What we found out, however, was just how good the Reds are, and, on the flip side, just how bad the Mets are.
First, you have to be impressed with the Reds. Their 3-4-5 hitters -- Joey Votto, Brandon Phillips, and Jay Bruce -- are as good a combination as any in Major League Baseball, and their leadoff hitter -- Shin-Soo Choo -- brings speed and power to the top of the order. If you want to learn how to put together good at-bats, get on base, and score in all sorts of ways, watch the Reds. Cincinnati has the second best record in the National League and could make a deep October run.
The Reds (29-18) can hit and they can pitch, though at this point everyone seems to have success against the Mets' lineup. Just look at what happened in the ninth inning yesterday. After Ike Davis decided not to field a slow ground ball hit down the first-base line, instead hoping it would go foul (it didn't), Mets closer Bobby Parnell gave up three runs as the Reds broke a 4-4 tie. Moments later, Reds closer Aroldis Chapman shut the door on the Mets, striking out two and sending New York to its 10th loss in 13 games.

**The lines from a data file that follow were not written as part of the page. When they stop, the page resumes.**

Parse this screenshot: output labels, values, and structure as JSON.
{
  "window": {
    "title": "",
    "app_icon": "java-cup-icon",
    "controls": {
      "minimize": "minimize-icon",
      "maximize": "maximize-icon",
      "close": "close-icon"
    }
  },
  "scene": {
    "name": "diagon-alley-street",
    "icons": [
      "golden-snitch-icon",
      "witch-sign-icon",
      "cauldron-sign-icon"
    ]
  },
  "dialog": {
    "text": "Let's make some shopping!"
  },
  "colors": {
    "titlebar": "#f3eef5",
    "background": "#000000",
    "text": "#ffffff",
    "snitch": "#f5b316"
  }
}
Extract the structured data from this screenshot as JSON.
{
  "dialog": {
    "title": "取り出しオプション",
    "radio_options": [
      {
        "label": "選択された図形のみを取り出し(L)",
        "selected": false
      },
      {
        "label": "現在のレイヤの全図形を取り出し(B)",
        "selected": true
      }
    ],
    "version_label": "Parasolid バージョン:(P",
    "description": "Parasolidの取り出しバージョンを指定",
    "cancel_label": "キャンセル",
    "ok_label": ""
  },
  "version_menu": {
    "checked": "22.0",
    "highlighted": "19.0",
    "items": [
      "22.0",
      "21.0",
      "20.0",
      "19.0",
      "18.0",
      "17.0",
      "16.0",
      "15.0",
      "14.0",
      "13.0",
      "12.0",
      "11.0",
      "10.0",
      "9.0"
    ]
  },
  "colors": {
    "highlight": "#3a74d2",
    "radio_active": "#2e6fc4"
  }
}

Over three days in Queens, the Mets looked like minor leaguers competing against the big-league Reds. With the exception of Daniel Murphy (3-for-4 yesterday) and Rick Ankiel (three hits yesterday) nobody is doing much at the plate. The Mets were able to scrap together four runs in Wednesday's loss, but they collected only three runs on eight hits in the first two games of the series. The bats have been cold for some time.
Which brings us to Ike Davis, who, it must be said, is no longer in a slump. Right now, he simply can't hit. Davis has one hit in his last 38 at-bats and he's struck out 14 times over that span. As bad as his start to the 2012 season was, his start to this season has been even worse. Now, there are reasons to believe that Davis is taking his offensive struggles out to the field. Errors and bad judgment never seemed to be a problem for him. They are now. The talk about sending him down to the minors has gotten a lot louder.
The Mets, as a whole, are also in real bad shape. After getting swept, New York (17-27) is now 10 games under .500 with the Atlanta Braves coming to town for three games before the Mets and Yankees meet for four next week. Both the Braves and the Yankees are in first place. This could get real ugly over the next week, and Mets manager Terry Collins is going to have a rough go of it if that happens, with more and more speculation about his future entering the New York sports conversation.
It's been a miserable past few weeks for the Mets. It looks like it could get even worse.
Charles Costello has followed the Mets closely since the rookie years of Darryl Strawberry (1983) and Dwight Gooden (1984). He was a beat reporter assigned to cover the Mets during the 1997 and 1998 seasons.
- Sports & Recreation
- Cincinnati Reds
- the Mets